" It is a book which is thoroughly enjoyable, and with which little fault need be found. It is not a pretentious work, and the author has only aimed at telling the story of her experience as an army hospital nurse, in an easy, natural style; but the incidents which she has given us are so varied,—sometimes, amusingly humorous and sometimes tenderly pathetic,—and her narrative is so simple and straightforward and truthful, that the reader's attention is chained, and he finds it impossible to resist the charm of the pleasant, kindly, keen-sighted Nurse Perriwinkle."—Round Table.

" Such is the title of a volume by Miss Louisa M. Alcott, author of ' Little Women,' one of the most charming productions of the day. Miss Alcott is a New England woman of the best type,—gifted, refined, progressive in her opinions, heroic, self-sacrificing. She devoted her time and means to the service of her country in the darkest days of the Rebellion, visiting the camp and the hospital, devoting herself to the care of the sick and the dying, braving danger and privation in the sacred cause of humanity. The results of her experience are embodied in these ' Sketches,' which are graphic in narrative, rich in incident, and dramatic in style. Miss Alcott has a keen sense of the ludicrous, and, while she does not trifle with her subject, seeks to amuse as well as instruct her reader. She has the sunniest of tempers, and sees a humorous side even to the sad life of the hospital."—San Francisco Bulletin.

" This volume illustrates excellently well the characteristics of Miss Alcott's talent as a novelist. Her subjects are always portions of her own experience; her characters always the people she has known, under slight disguises, or strangely metamorphosed, as may happen, but easily to be recognized by those who have the key to them. In this she resembles many other writers; but there is a peculiar blending of this realism with extreme idealization in most of her stories. She succeeds best—indeed, she only succeeds at all—in her real pictures. Her descriptions are as faithful and as varied in their fidelity as life itself, so long as she restricts herself to what she has actually seen and known. When she cleaves to real experiences, she is sure of her effect; and her success is always greater in proportion to the depth of the experience she has to portray.

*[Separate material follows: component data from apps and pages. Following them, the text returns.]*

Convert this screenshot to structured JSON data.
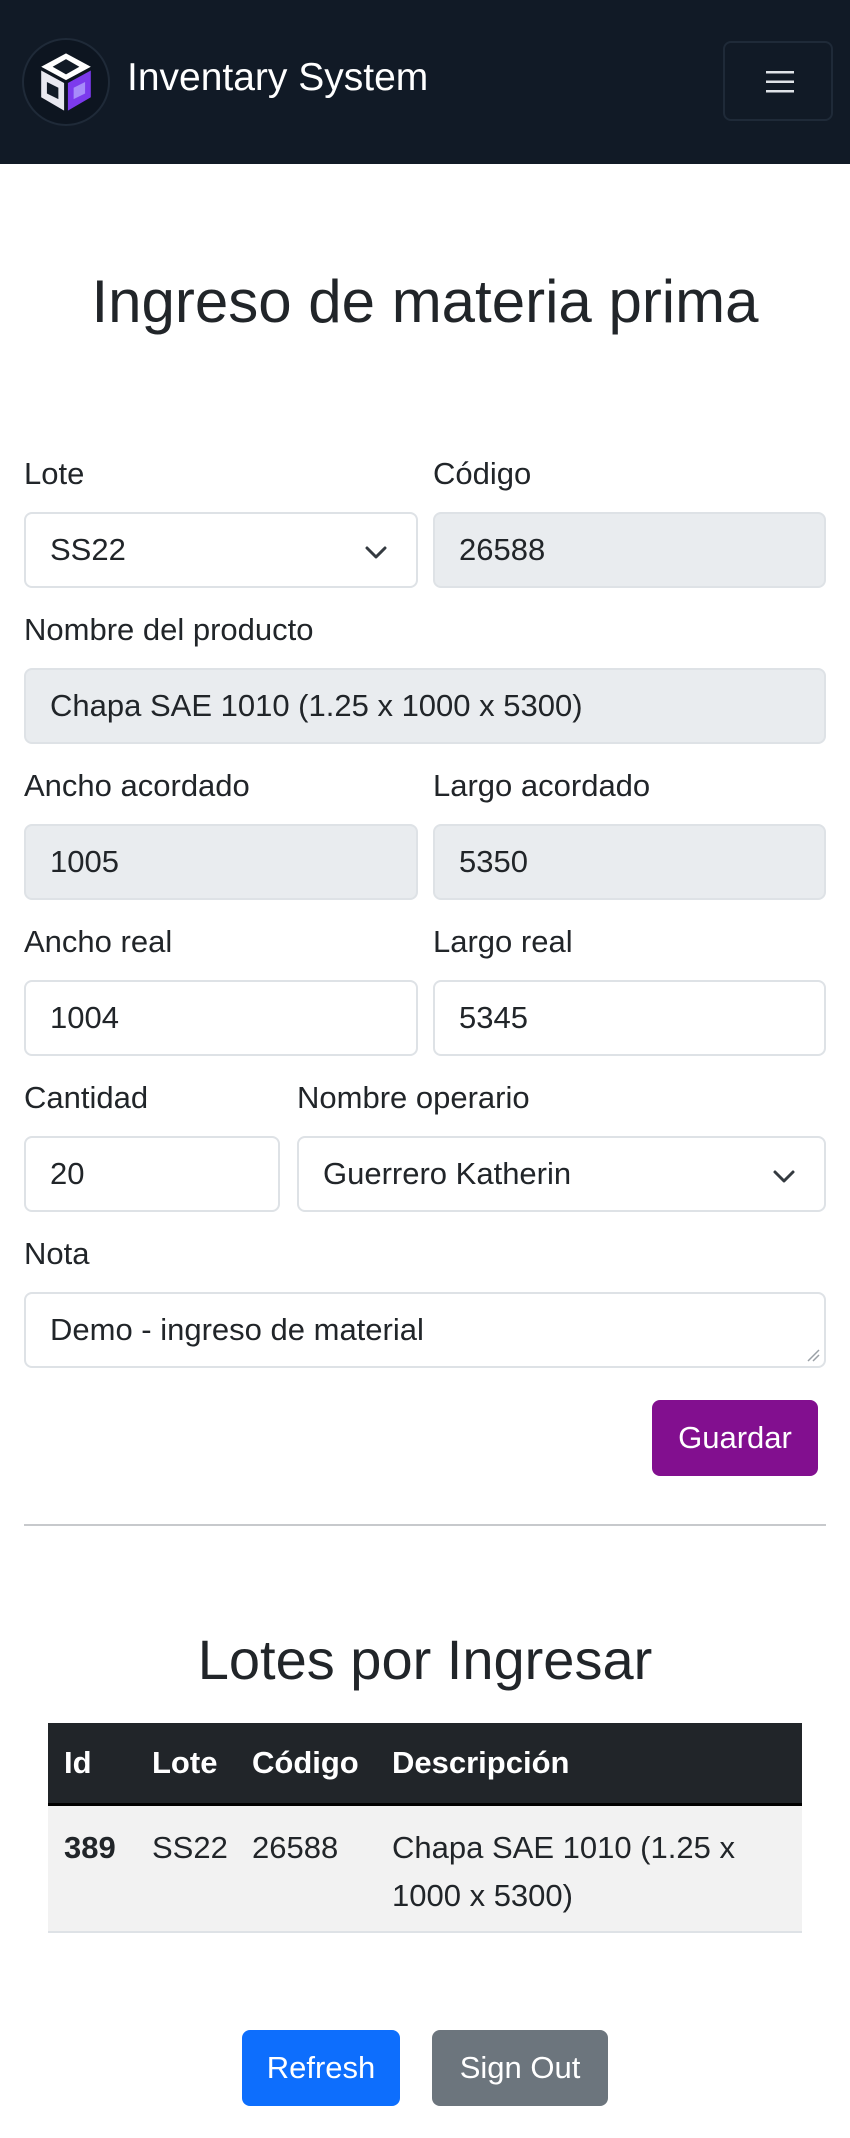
{
  "navbar": {
    "brand": "Inventary System",
    "logo_icon": "cube-logo-icon",
    "toggler_icon": "hamburger-menu-icon"
  },
  "page_title": "Ingreso de materia prima",
  "form": {
    "lote": {
      "label": "Lote",
      "value": "SS22"
    },
    "codigo": {
      "label": "Código",
      "value": "26588"
    },
    "nombre_producto": {
      "label": "Nombre del producto",
      "value": "Chapa SAE 1010 (1.25 x 1000 x 5300)"
    },
    "ancho_acordado": {
      "label": "Ancho acordado",
      "value": "1005"
    },
    "largo_acordado": {
      "label": "Largo acordado",
      "value": "5350"
    },
    "ancho_real": {
      "label": "Ancho real",
      "value": "1004"
    },
    "largo_real": {
      "label": "Largo real",
      "value": "5345"
    },
    "cantidad": {
      "label": "Cantidad",
      "value": "20"
    },
    "nombre_operario": {
      "label": "Nombre operario",
      "value": "Guerrero Katherin"
    },
    "nota": {
      "label": "Nota",
      "value": "Demo - ingreso de material"
    },
    "save_label": "Guardar"
  },
  "lotes": {
    "title": "Lotes por Ingresar",
    "columns": [
      "Id",
      "Lote",
      "Código",
      "Descripción"
    ],
    "rows": [
      {
        "id": "389",
        "lote": "SS22",
        "codigo": "26588",
        "descripcion_line1": "Chapa SAE 1010 (1.25 x",
        "descripcion_line2": "1000 x 5300)"
      }
    ]
  },
  "actions": {
    "refresh_label": "Refresh",
    "signout_label": "Sign Out"
  },
  "colors": {
    "navbar_bg": "#111a26",
    "save_button": "#820f8f",
    "refresh_button": "#0d6efd",
    "signout_button": "#6c757d"
  }
}
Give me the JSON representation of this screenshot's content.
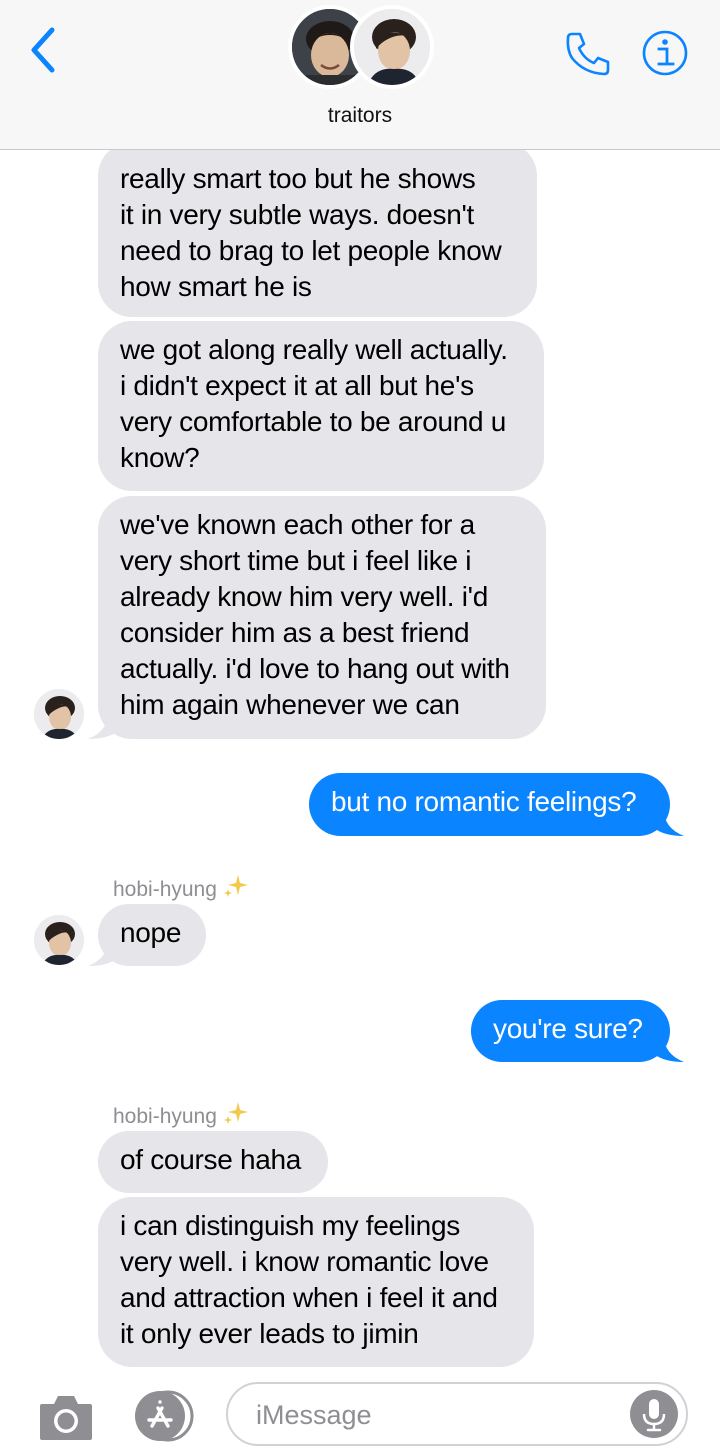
{
  "header": {
    "title": "traitors",
    "back_icon": "chevron-left-icon",
    "call_icon": "phone-icon",
    "info_icon": "info-icon",
    "accent_color": "#0a84ff"
  },
  "messages": [
    {
      "id": "m1",
      "direction": "incoming",
      "text": "really smart too but he shows\nit in very subtle ways. doesn't\nneed to brag to let people know\nhow smart he is"
    },
    {
      "id": "m2",
      "direction": "incoming",
      "text": "we got along really well actually.\ni didn't expect it at all but he's\nvery comfortable to be around u\nknow?"
    },
    {
      "id": "m3",
      "direction": "incoming",
      "text": "we've known each other for a\nvery short time but i feel like i\nalready know him very well. i'd\nconsider him as a best friend\nactually. i'd love to hang out with\nhim again whenever we can"
    },
    {
      "id": "m4",
      "direction": "outgoing",
      "text": "but no romantic feelings?"
    },
    {
      "id": "m5",
      "direction": "incoming",
      "sender": "hobi-hyung",
      "text": "nope"
    },
    {
      "id": "m6",
      "direction": "outgoing",
      "text": "you're sure?"
    },
    {
      "id": "m7",
      "direction": "incoming",
      "sender": "hobi-hyung",
      "text": "of course haha"
    },
    {
      "id": "m8",
      "direction": "incoming",
      "text": "i can distinguish my feelings\nvery well. i know romantic love\nand attraction when i feel it and\nit only ever leads to jimin"
    }
  ],
  "colors": {
    "incoming_bubble": "#e5e5ea",
    "outgoing_bubble": "#0a84ff"
  },
  "input": {
    "placeholder": "iMessage",
    "value": "",
    "camera_icon": "camera-icon",
    "apps_icon": "app-store-icon",
    "mic_icon": "microphone-icon"
  }
}
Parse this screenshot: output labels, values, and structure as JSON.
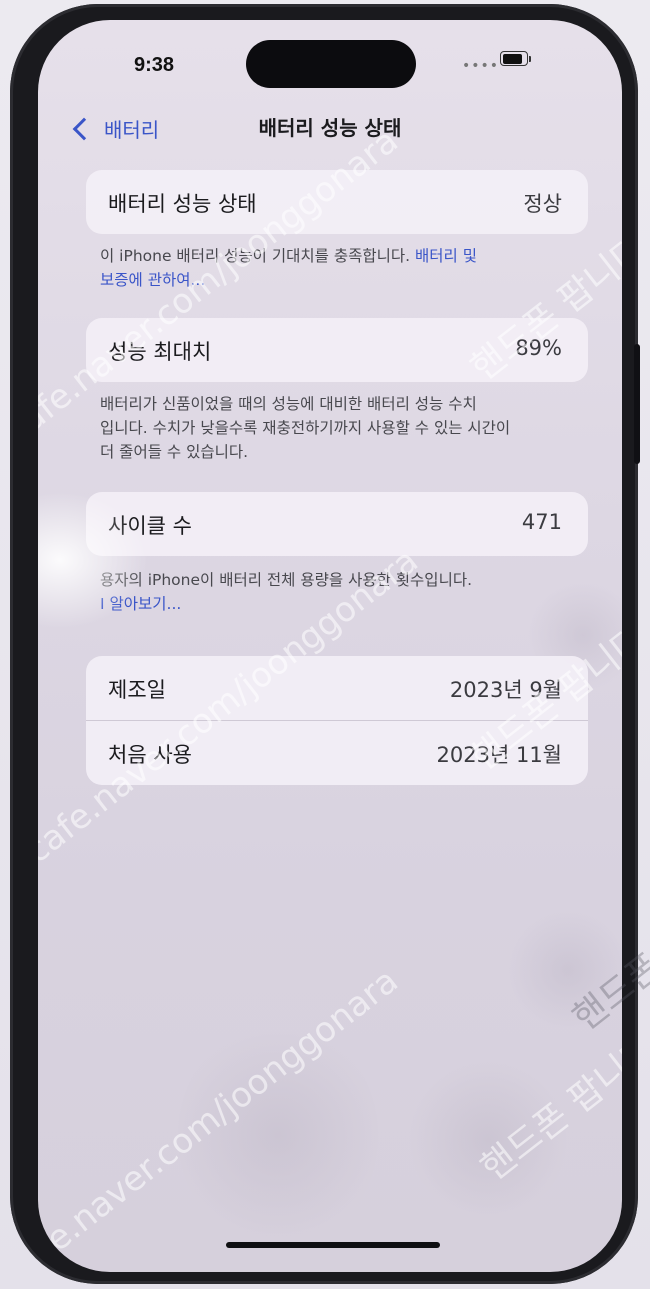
{
  "status_bar": {
    "time": "9:38",
    "signal": "••••",
    "battery_level": 0.85
  },
  "nav": {
    "back_label": "배터리",
    "title": "배터리 성능 상태"
  },
  "health": {
    "label": "배터리 성능 상태",
    "value": "정상",
    "footnote": "이 iPhone 배터리 성능이 기대치를 충족합니다.",
    "footnote_link_line1": "배터리 및",
    "footnote_link_line2": "보증에 관하여..."
  },
  "max_capacity": {
    "label": "성능 최대치",
    "value": "89%",
    "footnote_line1": "배터리가 신품이었을 때의 성능에 대비한 배터리 성능 수치",
    "footnote_line2": "입니다. 수치가 낮을수록 재충전하기까지 사용할 수 있는 시간이",
    "footnote_line3": "더 줄어들 수 있습니다."
  },
  "cycle_count": {
    "label": "사이클 수",
    "value": "471",
    "footnote": "용자의 iPhone이 배터리 전체 용량을 사용한 횟수입니다.",
    "link": "I 알아보기..."
  },
  "dates": {
    "manufacture_label": "제조일",
    "manufacture_value": "2023년 9월",
    "first_use_label": "처음 사용",
    "first_use_value": "2023년 11월"
  },
  "watermarks": {
    "site_1": "cafe.naver.com/joonggonara",
    "site_2": "cafe.naver.com/joonggonara",
    "site_3": "cafe.naver.com/joonggonara",
    "brand_1": "핸드폰 팝니다",
    "brand_2": "핸드폰 팝니다",
    "brand_3": "핸드폰 팝니다",
    "brand_4": "핸드폰 팝니다"
  },
  "colors": {
    "accent": "#3a55c8",
    "screen_bg": "#e2dce6",
    "frame": "#1a1a1e"
  }
}
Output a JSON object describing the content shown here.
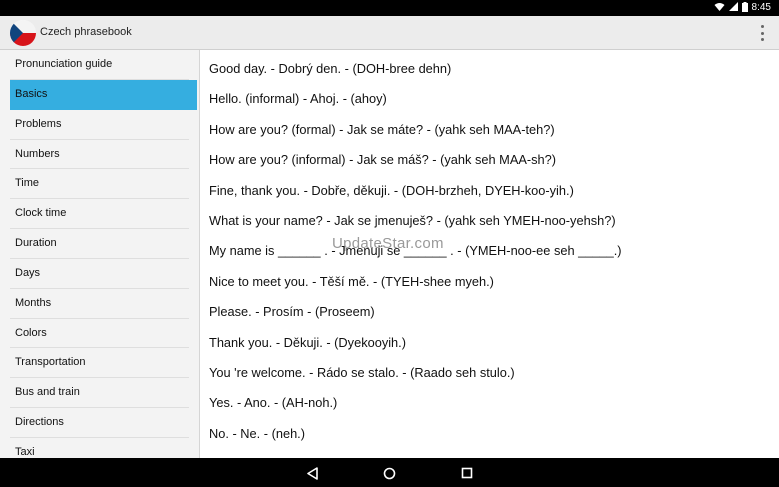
{
  "status_bar": {
    "time": "8:45"
  },
  "app_bar": {
    "title": "Czech phrasebook",
    "icon": "czech-flag-icon",
    "menu_icon": "overflow-menu-icon"
  },
  "sidebar": {
    "items": [
      {
        "label": "Pronunciation guide"
      },
      {
        "label": "Basics",
        "selected": true
      },
      {
        "label": "Problems"
      },
      {
        "label": "Numbers"
      },
      {
        "label": "Time"
      },
      {
        "label": "Clock time"
      },
      {
        "label": "Duration"
      },
      {
        "label": "Days"
      },
      {
        "label": "Months"
      },
      {
        "label": "Colors"
      },
      {
        "label": "Transportation"
      },
      {
        "label": "Bus and train"
      },
      {
        "label": "Directions"
      },
      {
        "label": "Taxi"
      }
    ]
  },
  "phrases": [
    "Good day. - Dobrý den. - (DOH-bree dehn)",
    "Hello. (informal) - Ahoj. - (ahoy)",
    "How are you? (formal) - Jak se máte? - (yahk seh MAA-teh?)",
    "How are you? (informal) - Jak se máš? - (yahk seh MAA-sh?)",
    "Fine, thank you. - Dobře, děkuji. - (DOH-brzheh, DYEH-koo-yih.)",
    "What is your name? - Jak se jmenuješ? - (yahk seh YMEH-noo-yehsh?)",
    "My name is ______ . - Jmenuji se ______ . - (YMEH-noo-ee seh _____.)",
    "Nice to meet you. - Těší mě. - (TYEH-shee myeh.)",
    "Please. - Prosím - (Proseem)",
    "Thank you. - Děkuji. - (Dyekooyih.)",
    "You 're welcome. - Rádo se stalo. - (Raado seh stulo.)",
    "Yes. - Ano. - (AH-noh.)",
    "No. - Ne. - (neh.)"
  ],
  "watermark": "UpdateStar.com",
  "navigation": {
    "back_icon": "back-icon",
    "home_icon": "home-icon",
    "recents_icon": "recents-icon"
  },
  "colors": {
    "accent": "#35aee0",
    "action_bar": "#ececec",
    "sidebar_bg": "#f3f3f3"
  }
}
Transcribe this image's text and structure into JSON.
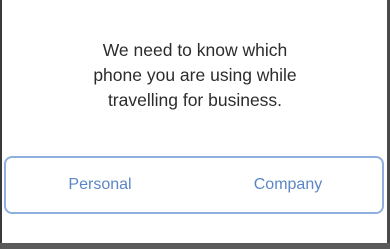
{
  "dialog": {
    "message_lines": [
      "We need to know which",
      "phone you are using while",
      "travelling for business."
    ],
    "options": [
      "Personal",
      "Company"
    ],
    "accent_color": "#5b86c6",
    "border_color": "#8fb0de"
  }
}
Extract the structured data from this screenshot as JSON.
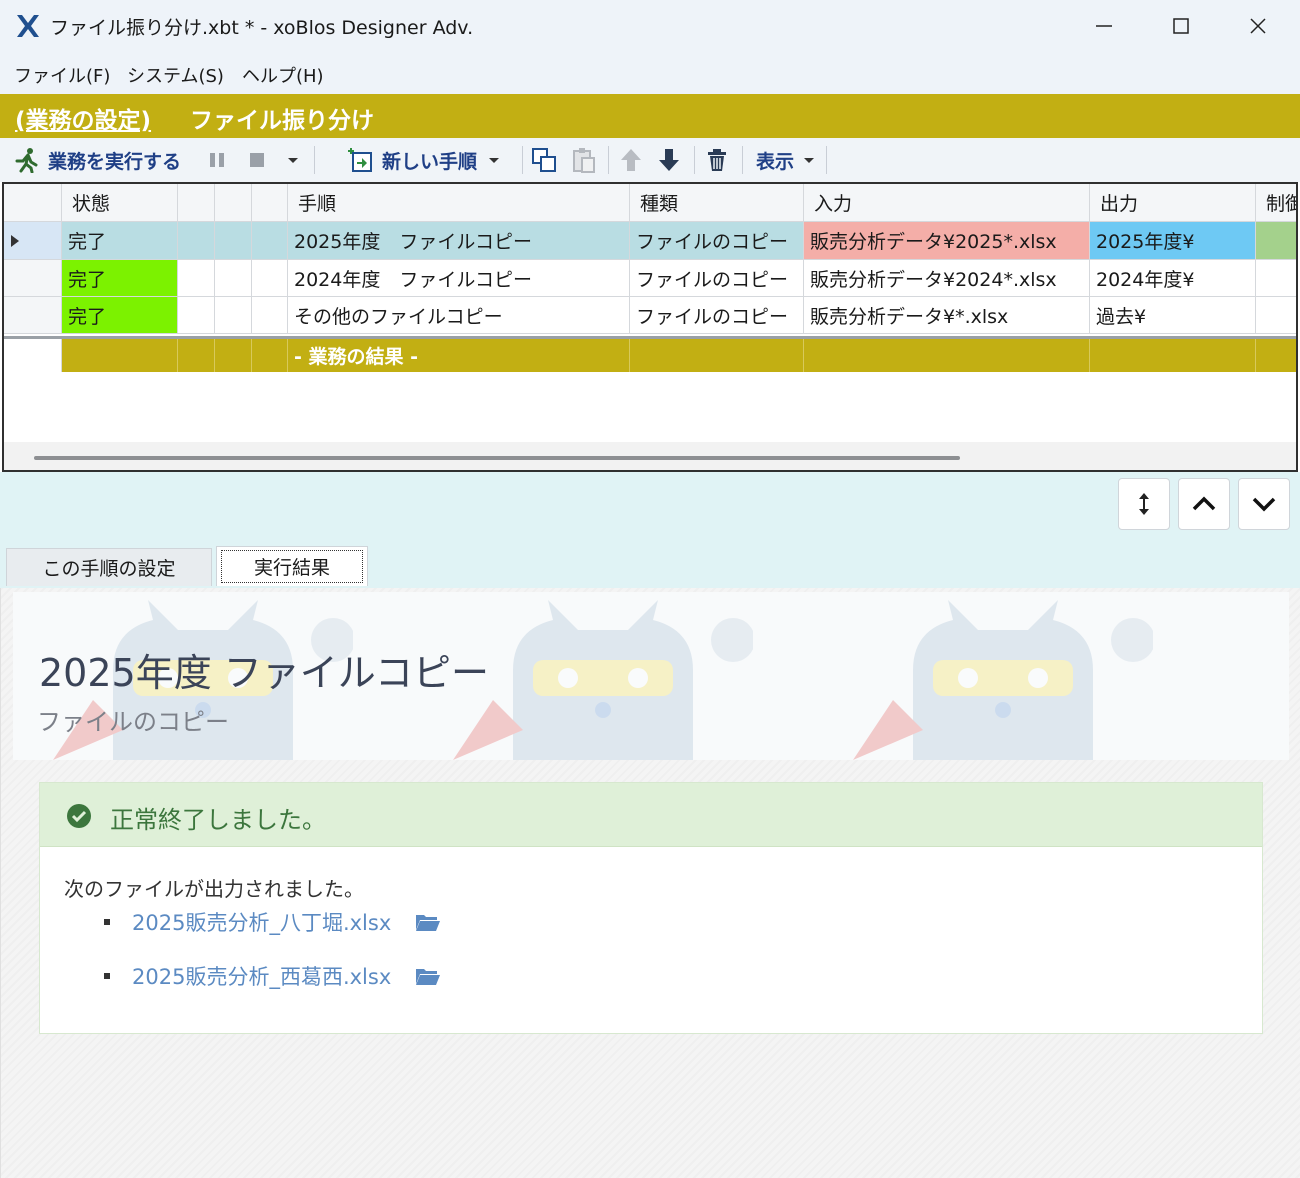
{
  "window": {
    "title": "ファイル振り分け.xbt *  - xoBlos Designer Adv."
  },
  "menu": {
    "items": [
      "ファイル(F)",
      "システム(S)",
      "ヘルプ(H)"
    ]
  },
  "header": {
    "link": "(業務の設定)",
    "title": "ファイル振り分け"
  },
  "toolbar": {
    "run_label": "業務を実行する",
    "new_step_label": "新しい手順",
    "view_label": "表示"
  },
  "grid": {
    "columns": [
      "状態",
      "",
      "",
      "手順",
      "種類",
      "入力",
      "出力",
      "制御"
    ],
    "rows": [
      {
        "status": "完了",
        "step": "2025年度　ファイルコピー",
        "kind": "ファイルのコピー",
        "input": "販売分析データ¥2025*.xlsx",
        "output": "2025年度¥"
      },
      {
        "status": "完了",
        "step": "2024年度　ファイルコピー",
        "kind": "ファイルのコピー",
        "input": "販売分析データ¥2024*.xlsx",
        "output": "2024年度¥"
      },
      {
        "status": "完了",
        "step": "その他のファイルコピー",
        "kind": "ファイルのコピー",
        "input": "販売分析データ¥*.xlsx",
        "output": "過去¥"
      }
    ],
    "result_row_label": "- 業務の結果 -"
  },
  "tabs": {
    "settings": "この手順の設定",
    "results": "実行結果"
  },
  "result": {
    "title": "2025年度  ファイルコピー",
    "subtitle": "ファイルのコピー",
    "status_message": "正常終了しました。",
    "files_message": "次のファイルが出力されました。",
    "files": [
      "2025販売分析_八丁堀.xlsx",
      "2025販売分析_西葛西.xlsx"
    ]
  },
  "colors": {
    "accent": "#c2af13",
    "status_done": "#7cf200",
    "input_highlight": "#f4aea8",
    "output_highlight": "#6ec9f4",
    "success_bg": "#dff0d8",
    "success_text": "#3c763d",
    "link": "#5b8ac2"
  }
}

For this reason we have always thought ' Hospital Sketches' her best piece of work."—Springfield Republican.

Mailed, postpaid, on receipt of the advertised price, by the Publishers,

ROBERTS BROTHERS, Boston.